This morning, Standing Rock faces real crises which call for tough decisions.
Today it’s been reported that 2000 Veterans will have arrived by this weekend’s end in support of the protests, to be a human shield to the non-violent peaceful protestors who have been shot by rubber bullets, maced, and shot with water cannons in freezing temperatures. There is also another group of over 2000 members of interfaith religious groups who had gathered at the Oceti Sakowin Camp this morning to participate in a sunrise ceremony and Interfaith Day of Prayer. This day of prayer is specifically focused on our common concern for the environment and protecting our precious planet and water, which is one of the issues that binds together the world’s spiritual traditions.
“The wolf will live with the lamb, and the leopard will lie down with the young goat;
These are three unlikely pairings: The wolf and a young sheep; the leopard and a young goat; the lion and a young calf. In our experience, a wolf that lies down with a lamb usually has the lamb inside the wolf rather than beside it. But Isaiah pictures a peaceful nation where predators will cease their predation and their prey will lose their fear. I can tell you the people of Standing Rock have lost their fear. On the morning that I left camp, we heard the eviction notice from the Governor of North Dakota to vacate by Dec. 5th (that’s within the next 12 hours) or be removed by force. I can tell you everyone I knew was not moving anywhere. People have already lost their fear as thousands from the world over have joined them today as we do in the spirit of solidarity, justice and peace.
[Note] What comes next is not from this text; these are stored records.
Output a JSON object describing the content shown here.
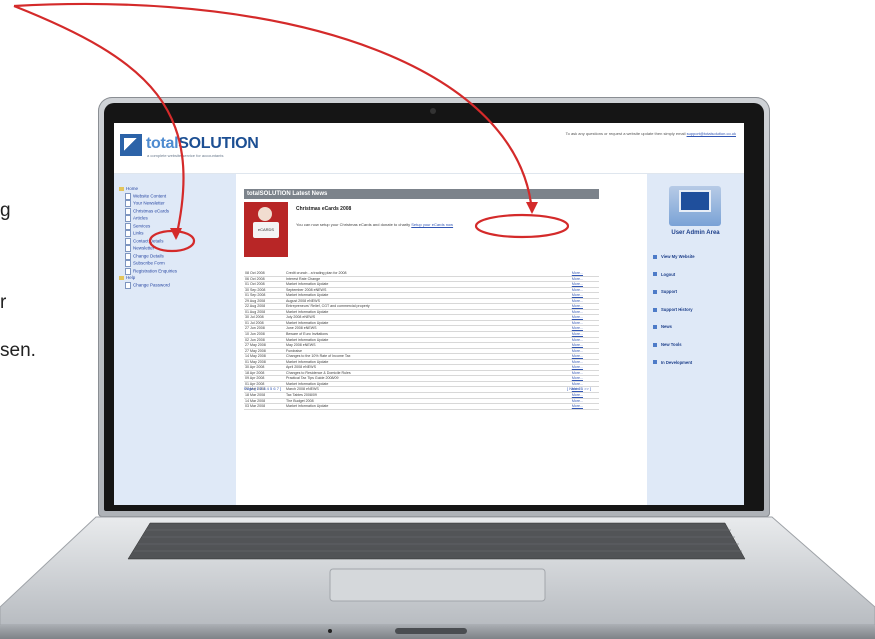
{
  "left_text": [
    "g",
    "r",
    "sen."
  ],
  "site": {
    "logo_main": "total",
    "logo_rest": "SOLUTION",
    "logo_tagline": "a complete website service for accountants",
    "contact_text": "To ask any questions or request a website update then simply email",
    "contact_email": "support@totalsolution.co.uk"
  },
  "sidebar": {
    "tree": [
      {
        "label": "Home",
        "kind": "folder"
      },
      {
        "label": "Website Content",
        "kind": "page"
      },
      {
        "label": "Your Newsletter",
        "kind": "page"
      },
      {
        "label": "Christmas eCards",
        "kind": "page"
      },
      {
        "label": "Articles",
        "kind": "page"
      },
      {
        "label": "Services",
        "kind": "page"
      },
      {
        "label": "Links",
        "kind": "page"
      },
      {
        "label": "Contact Details",
        "kind": "page"
      },
      {
        "label": "Newsletter",
        "kind": "page"
      },
      {
        "label": "Change Details",
        "kind": "page"
      },
      {
        "label": "Subscribe Form",
        "kind": "page"
      },
      {
        "label": "Registration Enquiries",
        "kind": "page"
      },
      {
        "label": "Help",
        "kind": "folder"
      },
      {
        "label": "Change Password",
        "kind": "page"
      }
    ]
  },
  "news": {
    "header": "totalSOLUTION Latest News",
    "ecard_title": "Christmas eCards 2008",
    "ecard_image_label": "eCARDS",
    "ecard_desc": "You can now setup your Christmas eCards and donate to charity",
    "ecard_link": "Setup your eCards now",
    "more_label": "More...",
    "rows": [
      {
        "date": "08 Oct 2008",
        "title": "Credit crunch - a trading plan for 2008"
      },
      {
        "date": "06 Oct 2008",
        "title": "Interest Rate Change"
      },
      {
        "date": "01 Oct 2008",
        "title": "Market information Update"
      },
      {
        "date": "30 Sep 2008",
        "title": "September 2008 eNEWS"
      },
      {
        "date": "01 Sep 2008",
        "title": "Market information Update"
      },
      {
        "date": "29 Aug 2008",
        "title": "August 2008 eNEWS"
      },
      {
        "date": "22 Aug 2008",
        "title": "Entrepreneurs' Relief, CGT and commercial property"
      },
      {
        "date": "01 Aug 2008",
        "title": "Market information Update"
      },
      {
        "date": "30 Jul 2008",
        "title": "July 2008 eNEWS"
      },
      {
        "date": "01 Jul 2008",
        "title": "Market information Update"
      },
      {
        "date": "27 Jun 2008",
        "title": "June 2008 eNEWS"
      },
      {
        "date": "10 Jun 2008",
        "title": "Beware of Euro Invitations"
      },
      {
        "date": "02 Jun 2008",
        "title": "Market information Update"
      },
      {
        "date": "27 May 2008",
        "title": "May 2008 eNEWS"
      },
      {
        "date": "27 May 2008",
        "title": "Fundraise"
      },
      {
        "date": "14 May 2008",
        "title": "Changes to the 10% Rate of Income Tax"
      },
      {
        "date": "01 May 2008",
        "title": "Market information Update"
      },
      {
        "date": "30 Apr 2008",
        "title": "April 2008 eNEWS"
      },
      {
        "date": "18 Apr 2008",
        "title": "Changes to Residence & Domicile Rules"
      },
      {
        "date": "09 Apr 2008",
        "title": "Practical Tax Tips Guide 2008/09"
      },
      {
        "date": "01 Apr 2008",
        "title": "Market information Update"
      },
      {
        "date": "27 Mar 2008",
        "title": "March 2008 eNEWS"
      },
      {
        "date": "18 Mar 2008",
        "title": "Tax Tables 2008/09"
      },
      {
        "date": "14 Mar 2008",
        "title": "The Budget 2008"
      },
      {
        "date": "03 Mar 2008",
        "title": "Market information Update"
      }
    ],
    "pager_left": "Page [ 1 2 3 4 5 6 7 ]",
    "pager_right": "[ Next 25 >> ]"
  },
  "admin": {
    "title": "User Admin Area",
    "menu": [
      "View My Website",
      "Logout",
      "Support",
      "Support History",
      "News",
      "New Tools",
      "In Development"
    ]
  },
  "colors": {
    "annotation": "#d42a2a",
    "brand": "#1c4f93",
    "sidebar_bg": "#dfe9f7"
  }
}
Friday night I was reminded of the biting cold wind when I was at Standing Rock. I’ve never in my life experienced that type of cold. These past couple days we’ve had some pretty strong gusts, blowing over trees and branches, and pretty much making an inconvenience to many of us. Very similar to the types of non-violent protests seen across the country. The good news is that God’s wind is blowing. It may be a breeze that cools and comforts. It may be a gust that summons you to notice. It may be a freezing storm that blows you where you have never been before. Whatever the wind is in your life, this Christmas pay attention to it, and the blessing of God, will abide with you always. This Advent we stand with Standing Rock, and look to the world that Isaiah once foretold. A world where, “no more lives (are) torn apart, and where wars would never start, and time would heal all hearts. And every one would have a friend, and right would always win, and love would never end”.